One of them, the phase 3 PRIME study, evaluated survival outcomes of the addition of panitumumab to FOLFOX4 chemotherapy.

In that study, RAS mutations as an inclusive group appeared associated with poorer PFS (median, 7.3 months vs. 8.8 months; P = .02) and OS (15.5 months vs. 19.3 months) in the panitumumab combination arm compared with FOLFOX4 alone. Douillard and colleagues also found that any RAS exon 3 (codon 59) mutation might be a negative predictor for panitumumab efficacy.

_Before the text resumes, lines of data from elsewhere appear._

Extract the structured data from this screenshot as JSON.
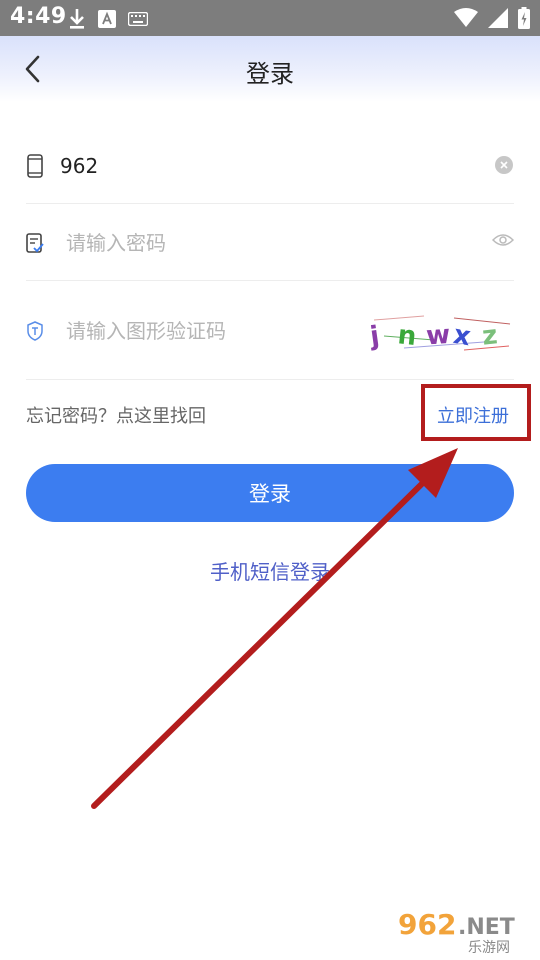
{
  "status_bar": {
    "time": "4:49",
    "icons": [
      "download-icon",
      "font-icon",
      "keyboard-icon",
      "wifi-icon",
      "signal-icon",
      "battery-icon"
    ]
  },
  "header": {
    "title": "登录",
    "back_icon": "chevron-left-icon"
  },
  "form": {
    "phone": {
      "value": "962",
      "icon": "phone-icon",
      "clear_icon": "clear-icon"
    },
    "password": {
      "placeholder": "请输入密码",
      "icon": "password-icon",
      "toggle_icon": "eye-icon"
    },
    "captcha": {
      "placeholder": "请输入图形验证码",
      "icon": "shield-icon",
      "chars": [
        "j",
        "n",
        "w",
        "x",
        "z"
      ],
      "char_colors": [
        "#8a3da8",
        "#3aa83a",
        "#8a3da8",
        "#3a4fd0",
        "#7bbf7b"
      ]
    }
  },
  "links": {
    "forgot": "忘记密码？点这里找回",
    "register": "立即注册"
  },
  "login_button": {
    "label": "登录"
  },
  "sms_login": {
    "label": "手机短信登录"
  },
  "watermark": {
    "brand": "962",
    "suffix": ".NET",
    "subtitle": "乐游网"
  },
  "colors": {
    "primary": "#3c7df0",
    "link": "#3c6fd8",
    "annotation": "#b31d1d",
    "status_bar": "#7d7d7d"
  }
}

The second study, the phase 3 CRYSTAL trial, evaluated the addition of cetuximab to FOLFIRI chemotherapy. Van Cutsem and colleagues showed other RAS mutations detected were associated with a lack of benefit from the addition of cetuximab with regard to PFS (median, 7.4 months vs. 7.5 months) and OS (16.4 months vs. 17.7 months) among patients without mutations in codon 12 or 13 of KRAS exon 2. Patients without any RAS mutations detected experienced significant PFS (median 9.9 months vs. 8.4 months) and OS (23.5 months vs. 20 months; P ˂ .05 for both) benefits with the addition of cetuximab to chemotherapy.

These data stress the need for a wider-range of molecular analyses for metastatic colorectal cancer, according to the committee.

“In addition to RAS testing, other biomarkers are needed to determine the best treatment for patients with metastatic colorectal cancer, because the efficacy of anti-EGFR monoclonal antibody therapy, even in the RAS wild-type population, is modest,” Allegra and colleagues wrote. “We have yet to find predictive biomarkers to guide selection of the treatment most likely to benefit patients with metastatic colorectal cancer.” – by Anthony SanFilippo


Allegra CJ. J Clin Oncol. 2015;doi:10.1200/JCO.2015.63.9674.

Douillard JY, et al. N Engl J Med. 2013;doi:10.1056/NEJMoa1305275.
Van Cutsem E, et al. J Clin Oncol. 2015; doi:10.1200/JCO.2014.59.4812.

Disclosure: One member of the provisional clinical opinion update committee reports consultant/advisory roles with Amgen, Intervention Insights, the Medical Research Council and Palmetto GBA. All other members report no relevant financial disclosures.